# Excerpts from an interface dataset
· · · · · · ·

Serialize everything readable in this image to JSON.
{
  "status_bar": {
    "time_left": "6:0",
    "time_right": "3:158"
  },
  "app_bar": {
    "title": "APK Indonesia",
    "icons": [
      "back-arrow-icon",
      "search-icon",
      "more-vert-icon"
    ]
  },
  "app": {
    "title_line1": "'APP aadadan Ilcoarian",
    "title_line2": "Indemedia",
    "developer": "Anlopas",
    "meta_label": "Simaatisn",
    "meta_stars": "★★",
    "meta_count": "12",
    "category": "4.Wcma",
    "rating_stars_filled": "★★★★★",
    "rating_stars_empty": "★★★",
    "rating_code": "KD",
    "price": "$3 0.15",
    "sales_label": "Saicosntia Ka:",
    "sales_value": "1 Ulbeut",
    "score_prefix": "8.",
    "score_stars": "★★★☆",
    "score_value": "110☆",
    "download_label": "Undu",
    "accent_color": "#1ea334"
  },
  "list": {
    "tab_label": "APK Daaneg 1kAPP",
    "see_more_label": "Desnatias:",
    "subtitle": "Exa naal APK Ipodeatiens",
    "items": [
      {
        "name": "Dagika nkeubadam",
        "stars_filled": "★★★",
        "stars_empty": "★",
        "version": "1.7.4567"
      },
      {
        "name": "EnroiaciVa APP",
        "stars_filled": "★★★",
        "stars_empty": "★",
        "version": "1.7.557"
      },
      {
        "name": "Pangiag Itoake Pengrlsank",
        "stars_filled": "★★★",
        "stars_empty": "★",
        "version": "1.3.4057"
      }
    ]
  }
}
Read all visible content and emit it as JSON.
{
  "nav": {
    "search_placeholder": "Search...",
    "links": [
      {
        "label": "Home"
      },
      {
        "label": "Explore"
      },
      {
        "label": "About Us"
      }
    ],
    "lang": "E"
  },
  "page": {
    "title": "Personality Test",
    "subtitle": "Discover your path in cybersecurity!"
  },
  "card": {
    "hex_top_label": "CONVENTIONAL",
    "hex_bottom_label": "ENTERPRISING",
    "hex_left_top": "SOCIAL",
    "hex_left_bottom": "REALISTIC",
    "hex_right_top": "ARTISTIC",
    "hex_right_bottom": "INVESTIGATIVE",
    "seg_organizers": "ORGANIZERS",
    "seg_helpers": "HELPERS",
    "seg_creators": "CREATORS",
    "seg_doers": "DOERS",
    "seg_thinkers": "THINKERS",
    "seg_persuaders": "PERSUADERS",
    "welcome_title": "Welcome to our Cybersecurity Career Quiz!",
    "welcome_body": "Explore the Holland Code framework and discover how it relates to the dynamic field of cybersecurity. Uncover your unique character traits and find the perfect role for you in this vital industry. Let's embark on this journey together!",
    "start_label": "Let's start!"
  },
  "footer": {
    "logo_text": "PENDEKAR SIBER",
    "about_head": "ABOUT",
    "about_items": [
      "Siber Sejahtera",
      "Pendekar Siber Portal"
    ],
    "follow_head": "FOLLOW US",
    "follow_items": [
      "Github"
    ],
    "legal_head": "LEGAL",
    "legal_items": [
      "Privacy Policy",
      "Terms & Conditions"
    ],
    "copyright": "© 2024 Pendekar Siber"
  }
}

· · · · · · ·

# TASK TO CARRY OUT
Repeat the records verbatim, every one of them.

# TASK SOLUTION
Serialize everything readable in this image to JSON.
{
  "status_bar": {
    "time_left": "6:0",
    "time_right": "3:158"
  },
  "app_bar": {
    "title": "APK Indonesia",
    "icons": [
      "back-arrow-icon",
      "search-icon",
      "more-vert-icon"
    ]
  },
  "app": {
    "title_line1": "'APP aadadan Ilcoarian",
    "title_line2": "Indemedia",
    "developer": "Anlopas",
    "meta_label": "Simaatisn",
    "meta_stars": "★★",
    "meta_count": "12",
    "category": "4.Wcma",
    "rating_stars_filled": "★★★★★",
    "rating_stars_empty": "★★★",
    "rating_code": "KD",
    "price": "$3 0.15",
    "sales_label": "Saicosntia Ka:",
    "sales_value": "1 Ulbeut",
    "score_prefix": "8.",
    "score_stars": "★★★☆",
    "score_value": "110☆",
    "download_label": "Undu",
    "accent_color": "#1ea334"
  },
  "list": {
    "tab_label": "APK Daaneg 1kAPP",
    "see_more_label": "Desnatias:",
    "subtitle": "Exa naal APK Ipodeatiens",
    "items": [
      {
        "name": "Dagika nkeubadam",
        "stars_filled": "★★★",
        "stars_empty": "★",
        "version": "1.7.4567"
      },
      {
        "name": "EnroiaciVa APP",
        "stars_filled": "★★★",
        "stars_empty": "★",
        "version": "1.7.557"
      },
      {
        "name": "Pangiag Itoake Pengrlsank",
        "stars_filled": "★★★",
        "stars_empty": "★",
        "version": "1.3.4057"
      }
    ]
  }
}
Read all visible content and emit it as JSON.
{
  "nav": {
    "search_placeholder": "Search...",
    "links": [
      {
        "label": "Home"
      },
      {
        "label": "Explore"
      },
      {
        "label": "About Us"
      }
    ],
    "lang": "E"
  },
  "page": {
    "title": "Personality Test",
    "subtitle": "Discover your path in cybersecurity!"
  },
  "card": {
    "hex_top_label": "CONVENTIONAL",
    "hex_bottom_label": "ENTERPRISING",
    "hex_left_top": "SOCIAL",
    "hex_left_bottom": "REALISTIC",
    "hex_right_top": "ARTISTIC",
    "hex_right_bottom": "INVESTIGATIVE",
    "seg_organizers": "ORGANIZERS",
    "seg_helpers": "HELPERS",
    "seg_creators": "CREATORS",
    "seg_doers": "DOERS",
    "seg_thinkers": "THINKERS",
    "seg_persuaders": "PERSUADERS",
    "welcome_title": "Welcome to our Cybersecurity Career Quiz!",
    "welcome_body": "Explore the Holland Code framework and discover how it relates to the dynamic field of cybersecurity. Uncover your unique character traits and find the perfect role for you in this vital industry. Let's embark on this journey together!",
    "start_label": "Let's start!"
  },
  "footer": {
    "logo_text": "PENDEKAR SIBER",
    "about_head": "ABOUT",
    "about_items": [
      "Siber Sejahtera",
      "Pendekar Siber Portal"
    ],
    "follow_head": "FOLLOW US",
    "follow_items": [
      "Github"
    ],
    "legal_head": "LEGAL",
    "legal_items": [
      "Privacy Policy",
      "Terms & Conditions"
    ],
    "copyright": "© 2024 Pendekar Siber"
  }
}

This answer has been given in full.